In an ad in The Times on Tuesday, Bill Donohue, the Catholic League president, offered this illumination: “The Times continues to editorialize about the ‘pedophilia crisis,’ when all along it’s been a homosexual crisis. Eighty percent of the victims of priestly sexual abuse are male and most of them are post-pubescent. While homosexuality does not cause predatory behavior, and most gay priests are not molesters, most of the molesters have been gay.”
Donohue is still talking about the problem as an indiscretion rather than a crime. If it mostly involves men and boys, that’s partly because priests for many years had unquestioned access to boys.
Fifth: Blame the victims.
“Fr. Lawrence Murphy apparently began his predatory behavior in Wisconsin in the 1950s,” Donohue protested, “yet the victims’ families never contacted the police until the mid-1970s.”
Sixth: Throw gorilla dust.
Donohue asserts that “the common response of all organizations, secular as well as religious,” to abuse cases “was to access therapy and reinstate the patient.” Really? Where in heaven’s name does that information come from? It’s absurd.

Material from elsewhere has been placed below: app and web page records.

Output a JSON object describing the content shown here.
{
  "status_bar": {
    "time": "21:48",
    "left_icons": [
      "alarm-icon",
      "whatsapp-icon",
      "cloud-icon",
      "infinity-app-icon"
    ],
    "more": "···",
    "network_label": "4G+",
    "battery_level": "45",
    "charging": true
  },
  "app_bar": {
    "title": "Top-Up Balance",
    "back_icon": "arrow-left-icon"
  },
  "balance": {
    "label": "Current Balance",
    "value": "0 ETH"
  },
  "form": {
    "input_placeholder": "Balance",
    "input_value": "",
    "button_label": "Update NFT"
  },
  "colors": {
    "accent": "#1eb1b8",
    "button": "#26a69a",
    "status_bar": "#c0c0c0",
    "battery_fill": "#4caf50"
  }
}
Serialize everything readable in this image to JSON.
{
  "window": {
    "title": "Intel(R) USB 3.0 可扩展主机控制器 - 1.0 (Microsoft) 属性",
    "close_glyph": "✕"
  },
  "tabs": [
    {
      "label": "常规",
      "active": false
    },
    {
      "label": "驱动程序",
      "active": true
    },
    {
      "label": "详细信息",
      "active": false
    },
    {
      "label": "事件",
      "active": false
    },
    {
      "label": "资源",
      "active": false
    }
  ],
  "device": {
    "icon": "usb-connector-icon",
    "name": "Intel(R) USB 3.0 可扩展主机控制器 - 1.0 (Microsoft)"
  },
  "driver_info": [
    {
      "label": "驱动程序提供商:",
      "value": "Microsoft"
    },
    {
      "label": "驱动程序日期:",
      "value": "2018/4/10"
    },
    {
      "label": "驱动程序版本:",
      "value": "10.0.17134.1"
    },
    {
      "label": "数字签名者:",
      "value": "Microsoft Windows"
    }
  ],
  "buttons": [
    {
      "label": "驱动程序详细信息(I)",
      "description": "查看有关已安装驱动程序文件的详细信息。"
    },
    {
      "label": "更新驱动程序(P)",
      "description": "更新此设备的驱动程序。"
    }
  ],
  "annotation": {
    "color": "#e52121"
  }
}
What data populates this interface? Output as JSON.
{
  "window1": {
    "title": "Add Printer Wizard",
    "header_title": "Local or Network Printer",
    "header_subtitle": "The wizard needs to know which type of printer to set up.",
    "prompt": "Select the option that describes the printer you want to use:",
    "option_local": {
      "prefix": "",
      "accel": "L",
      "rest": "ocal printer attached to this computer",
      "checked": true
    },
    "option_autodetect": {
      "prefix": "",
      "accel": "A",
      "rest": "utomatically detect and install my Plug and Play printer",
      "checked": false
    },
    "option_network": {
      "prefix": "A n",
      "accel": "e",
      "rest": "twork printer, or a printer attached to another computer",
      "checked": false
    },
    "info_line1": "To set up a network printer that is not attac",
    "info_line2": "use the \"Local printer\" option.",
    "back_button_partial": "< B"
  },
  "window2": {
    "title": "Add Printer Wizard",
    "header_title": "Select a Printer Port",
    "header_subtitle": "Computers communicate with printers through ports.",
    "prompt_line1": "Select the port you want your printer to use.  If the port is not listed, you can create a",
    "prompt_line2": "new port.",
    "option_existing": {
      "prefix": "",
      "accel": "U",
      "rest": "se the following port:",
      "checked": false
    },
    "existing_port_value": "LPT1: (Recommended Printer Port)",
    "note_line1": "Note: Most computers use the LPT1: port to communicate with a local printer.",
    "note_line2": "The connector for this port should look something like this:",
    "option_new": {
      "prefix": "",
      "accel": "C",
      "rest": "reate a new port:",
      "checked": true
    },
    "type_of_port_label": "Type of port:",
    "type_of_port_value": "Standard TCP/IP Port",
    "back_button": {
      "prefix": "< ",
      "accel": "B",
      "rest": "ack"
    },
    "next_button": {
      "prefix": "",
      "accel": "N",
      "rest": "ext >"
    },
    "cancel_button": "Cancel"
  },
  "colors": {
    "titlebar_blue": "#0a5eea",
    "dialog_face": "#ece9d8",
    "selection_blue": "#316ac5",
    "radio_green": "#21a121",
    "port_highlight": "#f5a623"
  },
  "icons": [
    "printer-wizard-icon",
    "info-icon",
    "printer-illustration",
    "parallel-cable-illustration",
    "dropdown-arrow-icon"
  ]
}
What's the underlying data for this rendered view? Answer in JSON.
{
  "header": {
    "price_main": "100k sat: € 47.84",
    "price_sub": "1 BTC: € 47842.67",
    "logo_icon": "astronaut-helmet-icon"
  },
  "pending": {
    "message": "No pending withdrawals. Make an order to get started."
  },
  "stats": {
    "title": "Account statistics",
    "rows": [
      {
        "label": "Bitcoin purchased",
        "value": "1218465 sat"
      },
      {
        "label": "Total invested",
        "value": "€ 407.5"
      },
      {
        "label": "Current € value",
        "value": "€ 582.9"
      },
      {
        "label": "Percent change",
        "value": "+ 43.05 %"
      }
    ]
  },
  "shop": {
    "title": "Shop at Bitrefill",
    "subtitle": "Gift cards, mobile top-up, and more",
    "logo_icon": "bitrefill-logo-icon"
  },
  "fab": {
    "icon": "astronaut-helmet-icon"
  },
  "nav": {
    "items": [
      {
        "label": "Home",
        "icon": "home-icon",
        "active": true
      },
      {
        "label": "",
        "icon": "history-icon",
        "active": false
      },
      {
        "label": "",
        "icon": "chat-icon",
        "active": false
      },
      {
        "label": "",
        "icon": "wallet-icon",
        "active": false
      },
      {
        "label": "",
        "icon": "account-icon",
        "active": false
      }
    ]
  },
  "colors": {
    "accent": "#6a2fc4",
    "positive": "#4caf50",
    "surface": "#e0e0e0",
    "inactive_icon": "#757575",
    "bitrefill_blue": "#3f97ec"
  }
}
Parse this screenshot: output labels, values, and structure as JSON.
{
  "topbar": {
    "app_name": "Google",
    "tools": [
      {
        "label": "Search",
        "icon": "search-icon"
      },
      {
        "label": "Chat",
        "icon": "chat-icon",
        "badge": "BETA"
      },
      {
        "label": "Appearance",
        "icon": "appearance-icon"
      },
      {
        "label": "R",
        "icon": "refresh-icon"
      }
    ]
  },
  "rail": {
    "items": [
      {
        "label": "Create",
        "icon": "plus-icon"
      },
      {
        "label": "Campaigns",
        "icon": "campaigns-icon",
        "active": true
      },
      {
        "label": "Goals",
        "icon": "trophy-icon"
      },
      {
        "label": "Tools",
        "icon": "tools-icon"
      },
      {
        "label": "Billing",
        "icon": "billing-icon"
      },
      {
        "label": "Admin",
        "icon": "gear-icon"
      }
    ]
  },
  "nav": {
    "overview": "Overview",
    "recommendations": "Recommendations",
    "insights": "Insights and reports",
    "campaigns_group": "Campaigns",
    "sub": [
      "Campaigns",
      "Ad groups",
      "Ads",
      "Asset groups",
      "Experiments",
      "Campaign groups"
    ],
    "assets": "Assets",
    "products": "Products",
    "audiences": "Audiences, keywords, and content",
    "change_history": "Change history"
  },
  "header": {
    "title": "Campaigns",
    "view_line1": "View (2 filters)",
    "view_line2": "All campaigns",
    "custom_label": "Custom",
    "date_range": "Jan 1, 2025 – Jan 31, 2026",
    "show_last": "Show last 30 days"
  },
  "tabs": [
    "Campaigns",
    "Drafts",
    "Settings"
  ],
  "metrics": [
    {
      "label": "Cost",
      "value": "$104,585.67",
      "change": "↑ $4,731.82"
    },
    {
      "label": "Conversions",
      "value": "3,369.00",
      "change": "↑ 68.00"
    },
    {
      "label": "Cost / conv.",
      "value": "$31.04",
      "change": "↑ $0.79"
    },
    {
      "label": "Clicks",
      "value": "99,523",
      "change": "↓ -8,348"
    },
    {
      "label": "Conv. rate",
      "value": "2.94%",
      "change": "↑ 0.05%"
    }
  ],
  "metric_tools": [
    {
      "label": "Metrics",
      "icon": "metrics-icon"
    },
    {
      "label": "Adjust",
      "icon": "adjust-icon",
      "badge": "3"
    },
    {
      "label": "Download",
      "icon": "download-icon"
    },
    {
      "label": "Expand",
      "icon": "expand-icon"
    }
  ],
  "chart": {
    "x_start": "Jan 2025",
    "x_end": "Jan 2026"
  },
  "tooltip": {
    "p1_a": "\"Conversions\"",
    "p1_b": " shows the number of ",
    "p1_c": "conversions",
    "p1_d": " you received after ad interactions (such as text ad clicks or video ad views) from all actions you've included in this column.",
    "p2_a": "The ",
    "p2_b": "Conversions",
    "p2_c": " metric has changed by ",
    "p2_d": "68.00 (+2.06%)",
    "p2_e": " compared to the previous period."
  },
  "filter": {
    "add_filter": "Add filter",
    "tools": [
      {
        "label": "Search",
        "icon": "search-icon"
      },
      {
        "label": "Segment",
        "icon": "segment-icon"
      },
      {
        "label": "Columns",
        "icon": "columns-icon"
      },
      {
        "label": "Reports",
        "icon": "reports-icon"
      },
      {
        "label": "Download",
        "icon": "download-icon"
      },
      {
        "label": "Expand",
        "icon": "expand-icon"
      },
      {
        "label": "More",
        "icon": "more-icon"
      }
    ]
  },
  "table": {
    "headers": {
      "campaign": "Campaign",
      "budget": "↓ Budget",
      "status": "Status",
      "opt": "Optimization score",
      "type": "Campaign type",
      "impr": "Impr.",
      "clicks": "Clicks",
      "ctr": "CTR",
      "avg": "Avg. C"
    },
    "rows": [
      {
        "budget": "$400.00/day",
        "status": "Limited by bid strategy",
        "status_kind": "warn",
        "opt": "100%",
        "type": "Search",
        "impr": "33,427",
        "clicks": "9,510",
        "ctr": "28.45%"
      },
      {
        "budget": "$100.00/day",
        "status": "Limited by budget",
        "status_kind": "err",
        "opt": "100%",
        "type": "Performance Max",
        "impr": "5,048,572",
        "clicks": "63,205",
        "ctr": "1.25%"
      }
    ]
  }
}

And finally, seventh: Use the Cheney omnipotence defense, most famously employed in the Valerie Plame case. Vice President Cheney claimed that his lofty position meant that the very act of spilling a secret, even with dastardly intent, declassified it.
Vatican lawyers will argue in negligence cases brought by abuse victims that the pope has immunity as a head of state and that bishops who allowed an abuse culture, endlessly recirculating like dirty fountain water, were not Vatican employees.
Maybe they worked for Enron.
(Published March 30, 2010)